When the storm threatens
Check supplies and make sure you have the following items: portable radio with fresh batteries, flashlight, first-aid kit, canned or packaged food that can be prepared without cooking or refrigeration, several days’ supply of drinking water (one gallon per person, per day), a full tank of gas in your car and cash.
Unplug major, non-vital appliances. Advanced surge-protection systems will protect your home from most power surges, but will not prevent damage from a direct lighting strike.
Pay attention to local television and radio broadcasts for storm position, intensity and expected landfall.
Prepare for high winds by boarding up or taping windows and other glass, anchoring objects outside and bracing the garage door.
Secure boats and trailers on land and check mooring lines of boats in the water.
Put important papers in watertight containers (take them if you evacuate) and move valuables to upper stories of your home.
Fill your bathtub with water for sanitary purposes. Because water conducts electricity, it is not safe to run water during a storm.
If you know someone who relies on electric-powered life-support equipment, be prepared to move that person to a facility outside of the storm’s projected path to avoid the risk of an extended power outage.
When the storm hits
Stay indoors in an inside room away from doors and windows, electrical outlets and water pipes.
Keep television and radio tuned for information from official sources. Be prepared to evacuate at a moment’s notice.
If you evacuate, shut off gas, water and electricity (electricity can be shut off at the breaker box). Take blankets, first-aid supplies and other essential items with you to the nearest shelter.
After the storm has passed
Never go near downed power lines. Always assume they are energized and extremely dangerous. If someone suffers an electric shock, call 911 or your local rescue squad immediately. Even minor shocks may cause serious health problems later.
Check for electrical damage inside your home, such as frayed wires, sparks or the smell of burning insulation. If you find damage, don’t turn your power on until an electrician inspects your system and makes necessary repairs.
Walk and drive cautiously. Watch out for debris-filled streets and weakened bridges. Snakes and insects can be a problem after storms.
Use your emergency water supply or boil water before drinking it until local officials deem the water supply safe. Report broken sewer or water mains.
Make temporary repairs to protect property from further damage or looting. Beware of unscrupulous contractors.
If the power goes out
Keep refrigerator and freezer doors closed. Food usually stays frozen about 48 hours. A refrigerator can keep food cold for about four hours. Remember, when in doubt, throw it out.
Do not connect a generator directly to your home’s electrical system. It is dangerous to you, your neighbors and utility workers. Follow manufacturer’s directions regarding connecting appliances directly to your generator.

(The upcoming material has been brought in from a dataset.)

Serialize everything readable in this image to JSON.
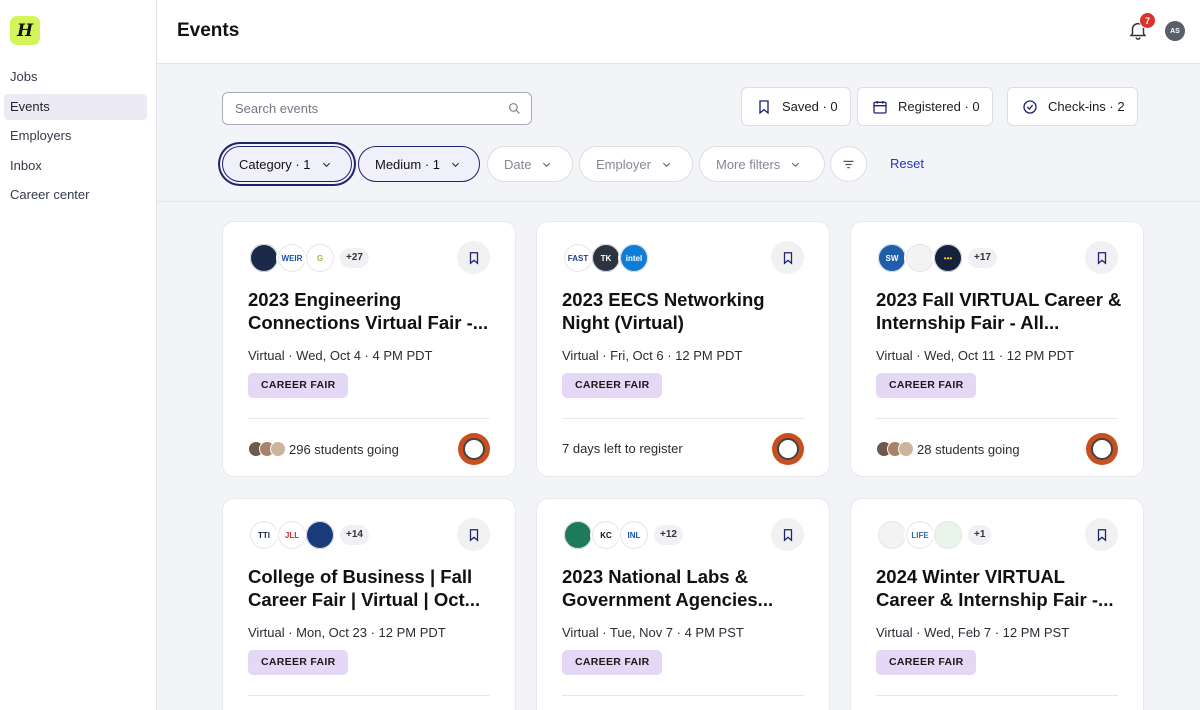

In any power outage, utility crews restore service as quickly as possible, starting with the largest lines serving the most people.
For more storm and safety information, visit Progress Energy’s storm site at www.progress-energy.com/storm.